Records from a collection:
____________

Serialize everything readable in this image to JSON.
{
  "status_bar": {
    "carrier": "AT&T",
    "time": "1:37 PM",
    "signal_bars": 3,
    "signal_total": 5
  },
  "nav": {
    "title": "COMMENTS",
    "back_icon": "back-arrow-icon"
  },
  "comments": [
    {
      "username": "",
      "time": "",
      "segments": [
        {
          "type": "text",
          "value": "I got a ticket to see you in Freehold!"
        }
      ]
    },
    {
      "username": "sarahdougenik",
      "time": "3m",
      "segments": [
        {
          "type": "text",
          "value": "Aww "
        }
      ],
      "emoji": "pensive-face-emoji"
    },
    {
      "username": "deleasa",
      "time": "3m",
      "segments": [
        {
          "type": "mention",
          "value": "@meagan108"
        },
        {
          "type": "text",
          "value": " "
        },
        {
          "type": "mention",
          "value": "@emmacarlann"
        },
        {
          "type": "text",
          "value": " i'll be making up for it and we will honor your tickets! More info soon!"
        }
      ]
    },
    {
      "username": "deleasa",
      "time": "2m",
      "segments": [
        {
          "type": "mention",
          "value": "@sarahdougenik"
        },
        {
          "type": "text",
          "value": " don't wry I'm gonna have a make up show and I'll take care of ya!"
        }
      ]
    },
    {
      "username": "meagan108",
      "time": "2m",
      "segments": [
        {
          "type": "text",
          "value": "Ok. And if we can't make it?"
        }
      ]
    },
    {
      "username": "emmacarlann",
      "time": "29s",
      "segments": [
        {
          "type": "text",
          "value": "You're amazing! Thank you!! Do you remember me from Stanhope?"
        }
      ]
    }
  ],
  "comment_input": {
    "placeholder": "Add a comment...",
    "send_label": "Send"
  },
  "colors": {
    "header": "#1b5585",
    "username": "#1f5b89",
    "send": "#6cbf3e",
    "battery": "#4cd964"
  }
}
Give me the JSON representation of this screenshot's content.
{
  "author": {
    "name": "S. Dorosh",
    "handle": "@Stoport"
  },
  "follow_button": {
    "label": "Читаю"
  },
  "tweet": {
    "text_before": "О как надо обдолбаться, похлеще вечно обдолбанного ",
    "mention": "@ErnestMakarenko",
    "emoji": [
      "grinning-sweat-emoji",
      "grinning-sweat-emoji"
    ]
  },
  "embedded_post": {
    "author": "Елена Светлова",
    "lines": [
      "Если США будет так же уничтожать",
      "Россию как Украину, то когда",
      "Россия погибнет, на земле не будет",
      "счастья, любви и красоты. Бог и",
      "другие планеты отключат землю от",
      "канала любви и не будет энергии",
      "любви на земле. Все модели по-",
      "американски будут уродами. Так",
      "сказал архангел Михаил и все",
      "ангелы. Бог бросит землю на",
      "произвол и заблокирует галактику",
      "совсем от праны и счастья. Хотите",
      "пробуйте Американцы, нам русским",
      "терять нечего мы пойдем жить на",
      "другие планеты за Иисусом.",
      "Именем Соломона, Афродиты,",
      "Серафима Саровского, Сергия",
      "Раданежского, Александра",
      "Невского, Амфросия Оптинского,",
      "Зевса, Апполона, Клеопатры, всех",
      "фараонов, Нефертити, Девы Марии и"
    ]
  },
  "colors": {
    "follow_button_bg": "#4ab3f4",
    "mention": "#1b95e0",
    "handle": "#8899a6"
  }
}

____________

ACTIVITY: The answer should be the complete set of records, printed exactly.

RESULT BELOW:
Serialize everything readable in this image to JSON.
{
  "status_bar": {
    "carrier": "AT&T",
    "time": "1:37 PM",
    "signal_bars": 3,
    "signal_total": 5
  },
  "nav": {
    "title": "COMMENTS",
    "back_icon": "back-arrow-icon"
  },
  "comments": [
    {
      "username": "",
      "time": "",
      "segments": [
        {
          "type": "text",
          "value": "I got a ticket to see you in Freehold!"
        }
      ]
    },
    {
      "username": "sarahdougenik",
      "time": "3m",
      "segments": [
        {
          "type": "text",
          "value": "Aww "
        }
      ],
      "emoji": "pensive-face-emoji"
    },
    {
      "username": "deleasa",
      "time": "3m",
      "segments": [
        {
          "type": "mention",
          "value": "@meagan108"
        },
        {
          "type": "text",
          "value": " "
        },
        {
          "type": "mention",
          "value": "@emmacarlann"
        },
        {
          "type": "text",
          "value": " i'll be making up for it and we will honor your tickets! More info soon!"
        }
      ]
    },
    {
      "username": "deleasa",
      "time": "2m",
      "segments": [
        {
          "type": "mention",
          "value": "@sarahdougenik"
        },
        {
          "type": "text",
          "value": " don't wry I'm gonna have a make up show and I'll take care of ya!"
        }
      ]
    },
    {
      "username": "meagan108",
      "time": "2m",
      "segments": [
        {
          "type": "text",
          "value": "Ok. And if we can't make it?"
        }
      ]
    },
    {
      "username": "emmacarlann",
      "time": "29s",
      "segments": [
        {
          "type": "text",
          "value": "You're amazing! Thank you!! Do you remember me from Stanhope?"
        }
      ]
    }
  ],
  "comment_input": {
    "placeholder": "Add a comment...",
    "send_label": "Send"
  },
  "colors": {
    "header": "#1b5585",
    "username": "#1f5b89",
    "send": "#6cbf3e",
    "battery": "#4cd964"
  }
}
Give me the JSON representation of this screenshot's content.
{
  "author": {
    "name": "S. Dorosh",
    "handle": "@Stoport"
  },
  "follow_button": {
    "label": "Читаю"
  },
  "tweet": {
    "text_before": "О как надо обдолбаться, похлеще вечно обдолбанного ",
    "mention": "@ErnestMakarenko",
    "emoji": [
      "grinning-sweat-emoji",
      "grinning-sweat-emoji"
    ]
  },
  "embedded_post": {
    "author": "Елена Светлова",
    "lines": [
      "Если США будет так же уничтожать",
      "Россию как Украину, то когда",
      "Россия погибнет, на земле не будет",
      "счастья, любви и красоты. Бог и",
      "другие планеты отключат землю от",
      "канала любви и не будет энергии",
      "любви на земле. Все модели по-",
      "американски будут уродами. Так",
      "сказал архангел Михаил и все",
      "ангелы. Бог бросит землю на",
      "произвол и заблокирует галактику",
      "совсем от праны и счастья. Хотите",
      "пробуйте Американцы, нам русским",
      "терять нечего мы пойдем жить на",
      "другие планеты за Иисусом.",
      "Именем Соломона, Афродиты,",
      "Серафима Саровского, Сергия",
      "Раданежского, Александра",
      "Невского, Амфросия Оптинского,",
      "Зевса, Апполона, Клеопатры, всех",
      "фараонов, Нефертити, Девы Марии и"
    ]
  },
  "colors": {
    "follow_button_bg": "#4ab3f4",
    "mention": "#1b95e0",
    "handle": "#8899a6"
  }
}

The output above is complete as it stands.